SAN FRANCISCO—Intel is unfolding its plan to help create a new class of small and inexpensive mobile computers it calls "ultramobile PCs."
The chip maker on March 7 said ultramobile PCs or UMPCs represent a category of computers, due this quarter, which will be handy for businesses whose workers shuffle packages or stock shelves. It is also made for young students or consumers who simply want to stay connected, view a movie or listen to music, but leave their laptops at home.
Thus, the ultramobile PC platform—an effort which Intel is working on in parallel with Microsoft—will serve as the hardware that underlies the new class of devices by granting a new hardware platform.
Microsoft, which has not announced its plans yet for the devices, but has teased interested parties with its so-called Origami project, is expected to provide the software interface for the new devices.
"The problem that the PC has had, even a notebook, is that its too large to carry with you" all the time, said Sean Maloney, general manager of Intels Mobility Group, in a keynote address at the companys spring Developer Forum, here, on March 7.
Indeed, "the opportunity is in the in-between," said Mooly Eden, general manager of Intels Mobility Group, in an IDF session. "In the in-between theres the opportunity for a new category that will not necessarily … replace the cellular phone or replace the notebook."

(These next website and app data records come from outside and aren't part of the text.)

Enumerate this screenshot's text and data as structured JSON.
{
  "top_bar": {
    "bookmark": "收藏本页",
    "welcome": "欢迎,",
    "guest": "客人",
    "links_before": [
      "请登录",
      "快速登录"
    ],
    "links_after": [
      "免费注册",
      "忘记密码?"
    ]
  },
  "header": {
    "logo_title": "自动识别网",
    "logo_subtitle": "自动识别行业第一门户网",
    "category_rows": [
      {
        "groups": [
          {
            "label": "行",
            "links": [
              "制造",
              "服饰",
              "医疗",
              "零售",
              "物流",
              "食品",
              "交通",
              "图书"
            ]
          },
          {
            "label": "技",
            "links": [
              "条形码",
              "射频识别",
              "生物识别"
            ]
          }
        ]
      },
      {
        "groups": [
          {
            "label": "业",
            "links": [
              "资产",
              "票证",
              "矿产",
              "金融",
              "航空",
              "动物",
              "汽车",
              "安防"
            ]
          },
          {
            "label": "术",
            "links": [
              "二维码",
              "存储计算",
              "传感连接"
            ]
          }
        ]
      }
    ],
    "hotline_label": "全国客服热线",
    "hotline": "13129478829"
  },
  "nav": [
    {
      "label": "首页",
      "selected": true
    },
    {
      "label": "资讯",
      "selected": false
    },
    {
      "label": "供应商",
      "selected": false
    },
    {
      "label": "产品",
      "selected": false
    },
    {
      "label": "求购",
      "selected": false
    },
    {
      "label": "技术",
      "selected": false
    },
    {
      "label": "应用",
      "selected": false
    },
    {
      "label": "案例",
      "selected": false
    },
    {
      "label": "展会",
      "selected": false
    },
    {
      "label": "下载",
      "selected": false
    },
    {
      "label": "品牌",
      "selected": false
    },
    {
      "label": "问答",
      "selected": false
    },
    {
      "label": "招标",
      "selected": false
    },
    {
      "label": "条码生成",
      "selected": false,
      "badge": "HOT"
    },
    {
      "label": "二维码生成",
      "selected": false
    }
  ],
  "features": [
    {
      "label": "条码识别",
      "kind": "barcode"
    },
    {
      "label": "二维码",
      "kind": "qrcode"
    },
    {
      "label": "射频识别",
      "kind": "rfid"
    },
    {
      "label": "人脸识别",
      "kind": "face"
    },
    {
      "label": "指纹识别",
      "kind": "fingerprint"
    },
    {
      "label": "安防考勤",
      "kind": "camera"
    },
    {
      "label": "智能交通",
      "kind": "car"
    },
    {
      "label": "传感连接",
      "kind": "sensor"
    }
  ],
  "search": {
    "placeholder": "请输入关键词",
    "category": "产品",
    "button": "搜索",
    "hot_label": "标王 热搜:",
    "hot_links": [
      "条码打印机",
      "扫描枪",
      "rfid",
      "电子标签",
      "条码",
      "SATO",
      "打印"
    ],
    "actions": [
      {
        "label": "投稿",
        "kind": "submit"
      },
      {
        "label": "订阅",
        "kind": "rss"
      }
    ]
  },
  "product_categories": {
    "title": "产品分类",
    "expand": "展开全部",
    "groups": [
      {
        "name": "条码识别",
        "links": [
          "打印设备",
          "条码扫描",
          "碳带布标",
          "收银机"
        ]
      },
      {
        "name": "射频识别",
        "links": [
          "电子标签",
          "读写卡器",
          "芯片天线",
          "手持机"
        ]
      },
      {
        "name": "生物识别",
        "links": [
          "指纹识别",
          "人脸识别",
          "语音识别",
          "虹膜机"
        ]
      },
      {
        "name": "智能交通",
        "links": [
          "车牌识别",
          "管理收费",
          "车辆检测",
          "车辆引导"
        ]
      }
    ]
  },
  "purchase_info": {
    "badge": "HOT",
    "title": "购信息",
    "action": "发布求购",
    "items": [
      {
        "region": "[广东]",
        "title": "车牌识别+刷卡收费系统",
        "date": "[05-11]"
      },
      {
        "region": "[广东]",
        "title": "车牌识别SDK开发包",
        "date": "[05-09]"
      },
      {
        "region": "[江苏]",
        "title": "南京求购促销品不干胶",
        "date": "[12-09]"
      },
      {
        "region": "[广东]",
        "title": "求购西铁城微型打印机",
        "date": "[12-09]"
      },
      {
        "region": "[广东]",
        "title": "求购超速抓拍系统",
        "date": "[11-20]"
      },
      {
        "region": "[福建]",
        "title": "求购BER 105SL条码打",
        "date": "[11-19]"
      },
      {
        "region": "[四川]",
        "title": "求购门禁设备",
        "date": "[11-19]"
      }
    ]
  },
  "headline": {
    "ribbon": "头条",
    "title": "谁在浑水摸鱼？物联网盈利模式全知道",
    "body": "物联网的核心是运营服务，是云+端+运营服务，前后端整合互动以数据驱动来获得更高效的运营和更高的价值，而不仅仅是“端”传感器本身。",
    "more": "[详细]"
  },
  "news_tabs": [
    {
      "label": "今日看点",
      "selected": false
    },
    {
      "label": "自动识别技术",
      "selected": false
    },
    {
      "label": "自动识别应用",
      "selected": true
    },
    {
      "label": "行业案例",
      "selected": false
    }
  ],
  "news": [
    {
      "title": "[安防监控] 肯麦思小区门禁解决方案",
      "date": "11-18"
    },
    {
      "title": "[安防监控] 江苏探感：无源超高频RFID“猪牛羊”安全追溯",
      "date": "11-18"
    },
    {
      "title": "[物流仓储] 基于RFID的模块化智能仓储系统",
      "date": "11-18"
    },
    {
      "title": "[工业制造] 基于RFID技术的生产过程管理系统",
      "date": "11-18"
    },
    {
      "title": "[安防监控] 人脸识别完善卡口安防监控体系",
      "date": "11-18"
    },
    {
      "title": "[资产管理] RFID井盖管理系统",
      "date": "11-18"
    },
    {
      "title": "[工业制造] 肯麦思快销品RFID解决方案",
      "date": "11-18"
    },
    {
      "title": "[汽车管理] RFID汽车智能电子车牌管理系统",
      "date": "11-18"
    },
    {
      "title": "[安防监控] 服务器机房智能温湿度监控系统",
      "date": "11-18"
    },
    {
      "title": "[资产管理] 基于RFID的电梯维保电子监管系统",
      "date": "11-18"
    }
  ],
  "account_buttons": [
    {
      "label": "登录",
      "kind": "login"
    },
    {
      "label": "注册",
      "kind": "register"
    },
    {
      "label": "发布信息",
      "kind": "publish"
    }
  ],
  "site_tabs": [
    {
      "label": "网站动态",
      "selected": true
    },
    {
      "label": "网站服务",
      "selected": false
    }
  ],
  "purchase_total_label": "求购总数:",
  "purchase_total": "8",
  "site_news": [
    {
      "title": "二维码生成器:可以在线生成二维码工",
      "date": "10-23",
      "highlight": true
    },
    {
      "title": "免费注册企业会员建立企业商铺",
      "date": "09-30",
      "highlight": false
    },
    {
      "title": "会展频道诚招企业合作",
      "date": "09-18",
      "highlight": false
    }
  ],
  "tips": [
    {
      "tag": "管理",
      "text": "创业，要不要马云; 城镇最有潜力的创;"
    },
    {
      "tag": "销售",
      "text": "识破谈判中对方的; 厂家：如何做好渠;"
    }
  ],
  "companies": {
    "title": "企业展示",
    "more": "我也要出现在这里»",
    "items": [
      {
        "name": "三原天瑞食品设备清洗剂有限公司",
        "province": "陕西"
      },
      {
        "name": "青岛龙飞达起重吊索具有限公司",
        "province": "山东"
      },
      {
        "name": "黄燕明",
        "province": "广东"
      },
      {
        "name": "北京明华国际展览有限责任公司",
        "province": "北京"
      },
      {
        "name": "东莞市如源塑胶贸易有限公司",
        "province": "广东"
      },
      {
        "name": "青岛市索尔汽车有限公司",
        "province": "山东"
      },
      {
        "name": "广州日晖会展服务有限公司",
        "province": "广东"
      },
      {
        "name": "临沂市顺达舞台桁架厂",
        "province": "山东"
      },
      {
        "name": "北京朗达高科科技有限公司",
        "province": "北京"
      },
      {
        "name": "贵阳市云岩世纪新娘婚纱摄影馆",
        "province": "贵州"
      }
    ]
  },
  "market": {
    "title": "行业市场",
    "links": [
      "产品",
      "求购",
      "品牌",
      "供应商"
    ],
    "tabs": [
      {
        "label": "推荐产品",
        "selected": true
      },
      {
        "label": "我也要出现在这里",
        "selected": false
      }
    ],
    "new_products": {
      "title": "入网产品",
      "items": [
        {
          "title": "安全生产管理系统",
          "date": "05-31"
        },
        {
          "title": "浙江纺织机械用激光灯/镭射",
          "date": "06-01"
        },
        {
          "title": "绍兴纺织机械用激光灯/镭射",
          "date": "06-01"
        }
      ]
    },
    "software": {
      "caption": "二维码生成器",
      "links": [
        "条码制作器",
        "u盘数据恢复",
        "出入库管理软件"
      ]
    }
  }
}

Therefore, the chip maker set out to create a platform which would allow smaller computers to still run full versions of operating systems such as Microsofts Windows XP.
The first such platform, set to be present in devices that come out this quarter, centers on a low-power Pentium M chip, which consumes about 5 watts of power.
But Intel has also been working with other hardware makers, such as companies who make GPS chips, to ensure that their products will work well with the platform, one Intel executive said.
The chip maker expects that the platform will assist in creating inexpensive, battery-powered UMPCs that allow users to connect to the Internet, check e-mail and even do things like make VOIP (voice-over-IP) phone calls, manage photos, listen to music and watch video.
UMPCs can be tailored to different markets, such as business workers, consumers and education, one area Intel said could benefit from an inexpensive, touch-screen-driven device.
Although Intel did not confirm it, the devices are targeted to sell for as little as $500 and to run for about eight hours on a single battery charge. The first UMPCs are expected to hit the market within weeks.
"Youre going to see a tremendous wave of experimentation in the next year and a half to two years" in UMPCs, Maloney said in his keynote.
To show how UMPCs might look, Intel revealed two concept devices at its IDF. One of the devices, described as a representation of the devices that will come out this quarter, features a 7-inch screen. It is about half-an-inch thick and weighs about two pounds. It has buttons on either side and appears to have a built-in GPS capability.
A second device, a hand-built prototype with a swing-out keyboard and a 5.5-inch screen, was constructed to show what UMPCs might look like in two to three years. It was roughly half the size of the first device.